=== EXERCISE ===
In the data below, find every line with the word "JSON" and copy it.

== Segment start ==

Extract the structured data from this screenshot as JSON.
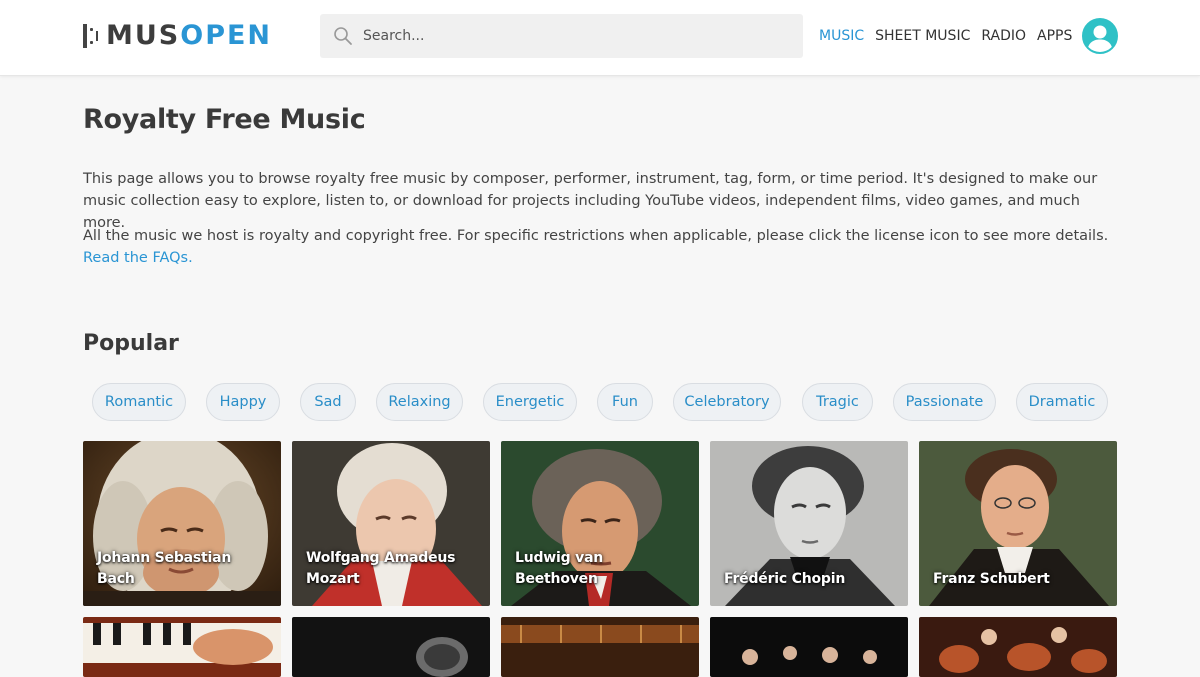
{
  "header": {
    "logo_mus": "MUS",
    "logo_open": "OPEN",
    "search_placeholder": "Search...",
    "nav": [
      {
        "label": "MUSIC",
        "active": true
      },
      {
        "label": "SHEET MUSIC",
        "active": false
      },
      {
        "label": "RADIO",
        "active": false
      },
      {
        "label": "APPS",
        "active": false
      }
    ]
  },
  "main": {
    "title": "Royalty Free Music",
    "paragraph1": "This page allows you to browse royalty free music by composer, performer, instrument, tag, form, or time period. It's designed to make our music collection easy to explore, listen to, or download for projects including YouTube videos, independent films, video games, and much more.",
    "paragraph2_text": "All the music we host is royalty and copyright free. For specific restrictions when applicable, please click the license icon to see more details. ",
    "paragraph2_link": "Read the FAQs.",
    "popular_title": "Popular",
    "tags": [
      "Romantic",
      "Happy",
      "Sad",
      "Relaxing",
      "Energetic",
      "Fun",
      "Celebratory",
      "Tragic",
      "Passionate",
      "Dramatic"
    ],
    "composers": [
      {
        "name": "Johann Sebastian Bach"
      },
      {
        "name": "Wolfgang Amadeus Mozart"
      },
      {
        "name": "Ludwig van Beethoven"
      },
      {
        "name": "Frédéric Chopin"
      },
      {
        "name": "Franz Schubert"
      }
    ]
  },
  "colors": {
    "accent": "#2a95d4",
    "avatar": "#2fc1c6",
    "tag_text": "#2a8ec8",
    "tag_bg": "#eef1f4"
  }
}
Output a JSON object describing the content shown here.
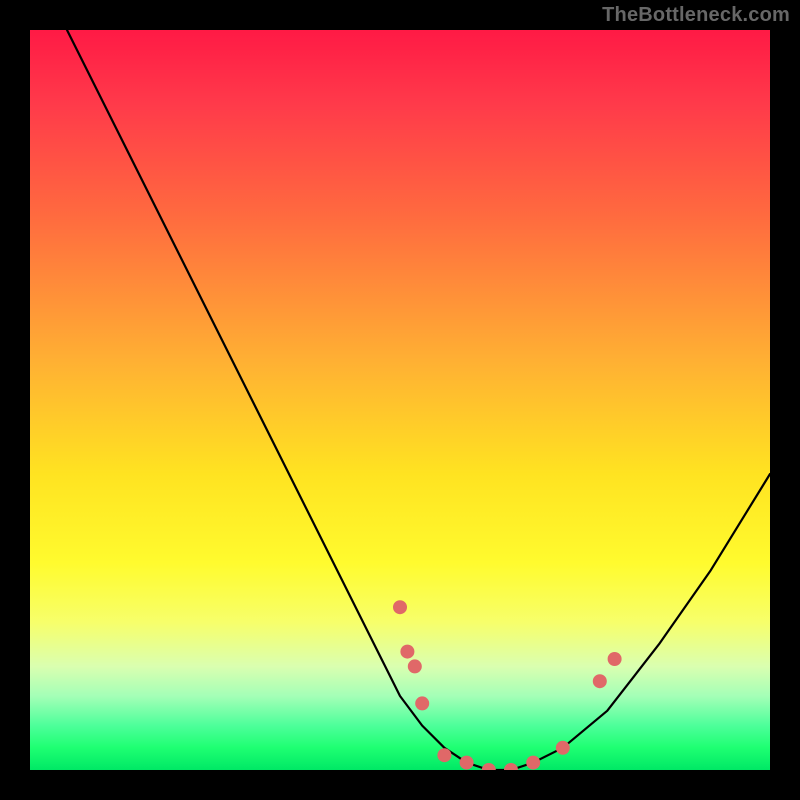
{
  "watermark": "TheBottleneck.com",
  "colors": {
    "frame": "#000000",
    "curve": "#000000",
    "marker": "#e06868",
    "gradient_stops": [
      "#ff1a45",
      "#ff3a4a",
      "#ff6a3f",
      "#ffb133",
      "#ffe321",
      "#fffb2e",
      "#f7ff6a",
      "#daffb0",
      "#a4ffb7",
      "#4dff9a",
      "#1eff72",
      "#00e865"
    ]
  },
  "chart_data": {
    "type": "line",
    "title": "",
    "xlabel": "",
    "ylabel": "",
    "xlim": [
      0,
      100
    ],
    "ylim": [
      0,
      100
    ],
    "grid": false,
    "legend": false,
    "note": "V-shaped bottleneck curve on red→green gradient; y≈100 means heavy bottleneck (red), y≈0 means balanced (green). Markers cluster near the valley.",
    "series": [
      {
        "name": "bottleneck-curve",
        "x": [
          5,
          10,
          15,
          20,
          25,
          30,
          35,
          40,
          45,
          48,
          50,
          53,
          56,
          59,
          62,
          65,
          68,
          72,
          78,
          85,
          92,
          100
        ],
        "y": [
          100,
          90,
          80,
          70,
          60,
          50,
          40,
          30,
          20,
          14,
          10,
          6,
          3,
          1,
          0,
          0,
          1,
          3,
          8,
          17,
          27,
          40
        ]
      }
    ],
    "markers": [
      {
        "x": 50,
        "y": 22
      },
      {
        "x": 51,
        "y": 16
      },
      {
        "x": 52,
        "y": 14
      },
      {
        "x": 53,
        "y": 9
      },
      {
        "x": 56,
        "y": 2
      },
      {
        "x": 59,
        "y": 1
      },
      {
        "x": 62,
        "y": 0
      },
      {
        "x": 65,
        "y": 0
      },
      {
        "x": 68,
        "y": 1
      },
      {
        "x": 72,
        "y": 3
      },
      {
        "x": 77,
        "y": 12
      },
      {
        "x": 79,
        "y": 15
      }
    ]
  }
}
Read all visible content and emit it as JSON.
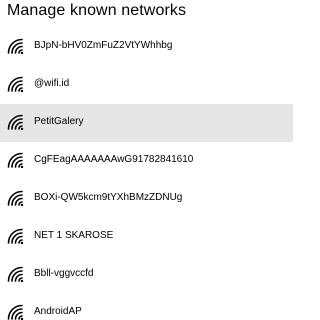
{
  "header": {
    "title": "Manage known networks"
  },
  "networks": [
    {
      "name": "BJpN-bHV0ZmFuZ2VtYWhhbg",
      "icon": "wifi-signal-icon",
      "selected": false
    },
    {
      "name": "@wifi.id",
      "icon": "wifi-signal-icon",
      "selected": false
    },
    {
      "name": "PetitGalery",
      "icon": "wifi-signal-icon",
      "selected": true
    },
    {
      "name": "CgFEagAAAAAAAwG91782841610",
      "icon": "wifi-signal-icon",
      "selected": false
    },
    {
      "name": "BOXi-QW5kcm9tYXhBMzZDNUg",
      "icon": "wifi-signal-icon",
      "selected": false
    },
    {
      "name": "NET 1 SKAROSE",
      "icon": "wifi-signal-icon",
      "selected": false
    },
    {
      "name": "Bbll-vggvccfd",
      "icon": "wifi-signal-icon",
      "selected": false
    },
    {
      "name": "AndroidAP",
      "icon": "wifi-signal-icon",
      "selected": false
    }
  ],
  "colors": {
    "selected_background": "#e6e6e6",
    "text": "#000000",
    "background": "#ffffff"
  }
}
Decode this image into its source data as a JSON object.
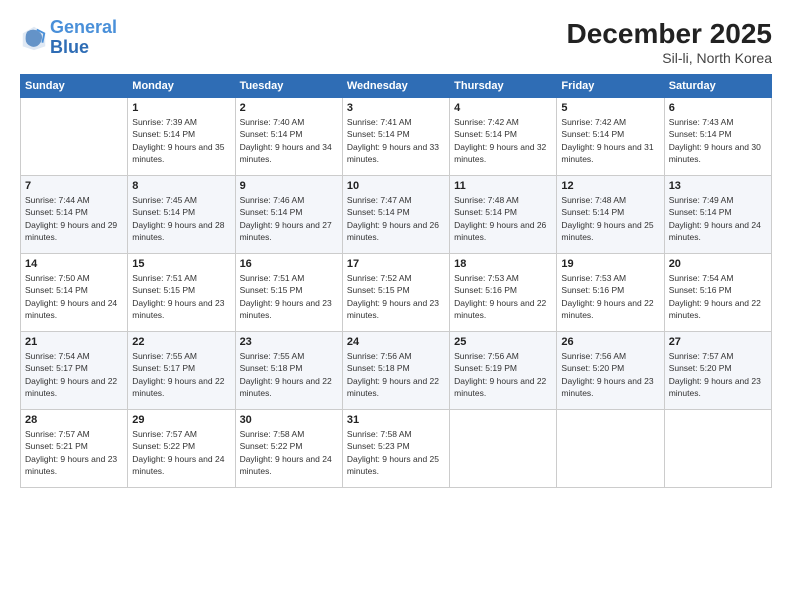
{
  "logo": {
    "line1": "General",
    "line2": "Blue"
  },
  "title": "December 2025",
  "subtitle": "Sil-li, North Korea",
  "days_header": [
    "Sunday",
    "Monday",
    "Tuesday",
    "Wednesday",
    "Thursday",
    "Friday",
    "Saturday"
  ],
  "weeks": [
    [
      {
        "day": "",
        "sunrise": "",
        "sunset": "",
        "daylight": ""
      },
      {
        "day": "1",
        "sunrise": "Sunrise: 7:39 AM",
        "sunset": "Sunset: 5:14 PM",
        "daylight": "Daylight: 9 hours and 35 minutes."
      },
      {
        "day": "2",
        "sunrise": "Sunrise: 7:40 AM",
        "sunset": "Sunset: 5:14 PM",
        "daylight": "Daylight: 9 hours and 34 minutes."
      },
      {
        "day": "3",
        "sunrise": "Sunrise: 7:41 AM",
        "sunset": "Sunset: 5:14 PM",
        "daylight": "Daylight: 9 hours and 33 minutes."
      },
      {
        "day": "4",
        "sunrise": "Sunrise: 7:42 AM",
        "sunset": "Sunset: 5:14 PM",
        "daylight": "Daylight: 9 hours and 32 minutes."
      },
      {
        "day": "5",
        "sunrise": "Sunrise: 7:42 AM",
        "sunset": "Sunset: 5:14 PM",
        "daylight": "Daylight: 9 hours and 31 minutes."
      },
      {
        "day": "6",
        "sunrise": "Sunrise: 7:43 AM",
        "sunset": "Sunset: 5:14 PM",
        "daylight": "Daylight: 9 hours and 30 minutes."
      }
    ],
    [
      {
        "day": "7",
        "sunrise": "Sunrise: 7:44 AM",
        "sunset": "Sunset: 5:14 PM",
        "daylight": "Daylight: 9 hours and 29 minutes."
      },
      {
        "day": "8",
        "sunrise": "Sunrise: 7:45 AM",
        "sunset": "Sunset: 5:14 PM",
        "daylight": "Daylight: 9 hours and 28 minutes."
      },
      {
        "day": "9",
        "sunrise": "Sunrise: 7:46 AM",
        "sunset": "Sunset: 5:14 PM",
        "daylight": "Daylight: 9 hours and 27 minutes."
      },
      {
        "day": "10",
        "sunrise": "Sunrise: 7:47 AM",
        "sunset": "Sunset: 5:14 PM",
        "daylight": "Daylight: 9 hours and 26 minutes."
      },
      {
        "day": "11",
        "sunrise": "Sunrise: 7:48 AM",
        "sunset": "Sunset: 5:14 PM",
        "daylight": "Daylight: 9 hours and 26 minutes."
      },
      {
        "day": "12",
        "sunrise": "Sunrise: 7:48 AM",
        "sunset": "Sunset: 5:14 PM",
        "daylight": "Daylight: 9 hours and 25 minutes."
      },
      {
        "day": "13",
        "sunrise": "Sunrise: 7:49 AM",
        "sunset": "Sunset: 5:14 PM",
        "daylight": "Daylight: 9 hours and 24 minutes."
      }
    ],
    [
      {
        "day": "14",
        "sunrise": "Sunrise: 7:50 AM",
        "sunset": "Sunset: 5:14 PM",
        "daylight": "Daylight: 9 hours and 24 minutes."
      },
      {
        "day": "15",
        "sunrise": "Sunrise: 7:51 AM",
        "sunset": "Sunset: 5:15 PM",
        "daylight": "Daylight: 9 hours and 23 minutes."
      },
      {
        "day": "16",
        "sunrise": "Sunrise: 7:51 AM",
        "sunset": "Sunset: 5:15 PM",
        "daylight": "Daylight: 9 hours and 23 minutes."
      },
      {
        "day": "17",
        "sunrise": "Sunrise: 7:52 AM",
        "sunset": "Sunset: 5:15 PM",
        "daylight": "Daylight: 9 hours and 23 minutes."
      },
      {
        "day": "18",
        "sunrise": "Sunrise: 7:53 AM",
        "sunset": "Sunset: 5:16 PM",
        "daylight": "Daylight: 9 hours and 22 minutes."
      },
      {
        "day": "19",
        "sunrise": "Sunrise: 7:53 AM",
        "sunset": "Sunset: 5:16 PM",
        "daylight": "Daylight: 9 hours and 22 minutes."
      },
      {
        "day": "20",
        "sunrise": "Sunrise: 7:54 AM",
        "sunset": "Sunset: 5:16 PM",
        "daylight": "Daylight: 9 hours and 22 minutes."
      }
    ],
    [
      {
        "day": "21",
        "sunrise": "Sunrise: 7:54 AM",
        "sunset": "Sunset: 5:17 PM",
        "daylight": "Daylight: 9 hours and 22 minutes."
      },
      {
        "day": "22",
        "sunrise": "Sunrise: 7:55 AM",
        "sunset": "Sunset: 5:17 PM",
        "daylight": "Daylight: 9 hours and 22 minutes."
      },
      {
        "day": "23",
        "sunrise": "Sunrise: 7:55 AM",
        "sunset": "Sunset: 5:18 PM",
        "daylight": "Daylight: 9 hours and 22 minutes."
      },
      {
        "day": "24",
        "sunrise": "Sunrise: 7:56 AM",
        "sunset": "Sunset: 5:18 PM",
        "daylight": "Daylight: 9 hours and 22 minutes."
      },
      {
        "day": "25",
        "sunrise": "Sunrise: 7:56 AM",
        "sunset": "Sunset: 5:19 PM",
        "daylight": "Daylight: 9 hours and 22 minutes."
      },
      {
        "day": "26",
        "sunrise": "Sunrise: 7:56 AM",
        "sunset": "Sunset: 5:20 PM",
        "daylight": "Daylight: 9 hours and 23 minutes."
      },
      {
        "day": "27",
        "sunrise": "Sunrise: 7:57 AM",
        "sunset": "Sunset: 5:20 PM",
        "daylight": "Daylight: 9 hours and 23 minutes."
      }
    ],
    [
      {
        "day": "28",
        "sunrise": "Sunrise: 7:57 AM",
        "sunset": "Sunset: 5:21 PM",
        "daylight": "Daylight: 9 hours and 23 minutes."
      },
      {
        "day": "29",
        "sunrise": "Sunrise: 7:57 AM",
        "sunset": "Sunset: 5:22 PM",
        "daylight": "Daylight: 9 hours and 24 minutes."
      },
      {
        "day": "30",
        "sunrise": "Sunrise: 7:58 AM",
        "sunset": "Sunset: 5:22 PM",
        "daylight": "Daylight: 9 hours and 24 minutes."
      },
      {
        "day": "31",
        "sunrise": "Sunrise: 7:58 AM",
        "sunset": "Sunset: 5:23 PM",
        "daylight": "Daylight: 9 hours and 25 minutes."
      },
      {
        "day": "",
        "sunrise": "",
        "sunset": "",
        "daylight": ""
      },
      {
        "day": "",
        "sunrise": "",
        "sunset": "",
        "daylight": ""
      },
      {
        "day": "",
        "sunrise": "",
        "sunset": "",
        "daylight": ""
      }
    ]
  ]
}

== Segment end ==

=== ANSWER AREA ===
Extract the structured data from this screenshot as JSON.
Output a JSON object describing the content shown here.
Read all visible content and emit it as JSON.
Decode this image into its source data as a JSON object.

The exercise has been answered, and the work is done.